17/07/2008

  • Eu

New legislation will strengthen and simplify existing rules while reducing emissions further throughout the EU. It will cut costs and contribute to future sustainability of EU industry.

 

The Commission industrial pollution proposal will bring marked health and environmental benefits and create a better level playing field, reducing competition distortions between companies. It will simplify current legislation by merging seven directives into one, significantly cutting the administrative burden for industry and public authorities. And it will strengthen application of best available techniques (BATs) across the EU.

“Industrial emissions in the EU remain too high and are having detrimental effects on human health and the environment,” says Environment Commissioner Stavros Dimas. “Clearer and stricter rules are needed to ensure industrial installations comply with the necessary high environmental standards across the EU."

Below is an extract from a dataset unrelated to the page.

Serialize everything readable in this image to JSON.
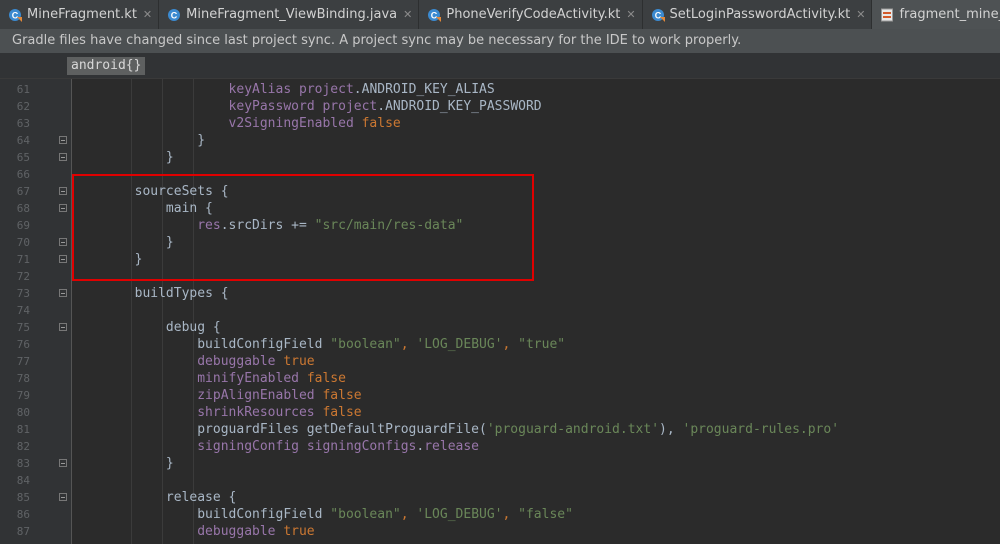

The new directive will tackle shortcomings in current legislation. Seven overlapping directives cover similar activities with approximately 52 000 installations falling under the scope of the Integrated Pollution Prevention and Control (IPPC) Directive български (bg)czech (cs)dansk (da)Deutsch (de)eesti (et)ελληνικά (el)español (es)Français (fr)Gaeilge (ga)italiano (it)latviešu (lv)lietuvių (lt)magyar (hu)Malti (mt)Nederlands (nl)polski (pl)português (pt)română (ro)slovenčina (sk)slovenščina (sl)suomi (fi)svenska (sv) alone. The main intention is to increase use of BATs, an obligation to ensure industrial operators use the most cost-effective techniques to achieve a high level of environmental protection.

Weaknesses in existing legislation to prevent and control emissions to air, water and soil from industrial installations across the EU have meant there has not been the level of application of BATs required. Compliance and enforcement in Member States is also inconsistent – only around half of the installations concerned have received a permit – and the complex legal framework carries unnecessary costs for industry.

The proposed directive should reduce administrative costs for authorities and operators by between €105 and €255 million a year, thus contributing to the future sustainability of EU industry.

For more information:
http://www.europa.eu.int/comm/environment/ippc/index.htm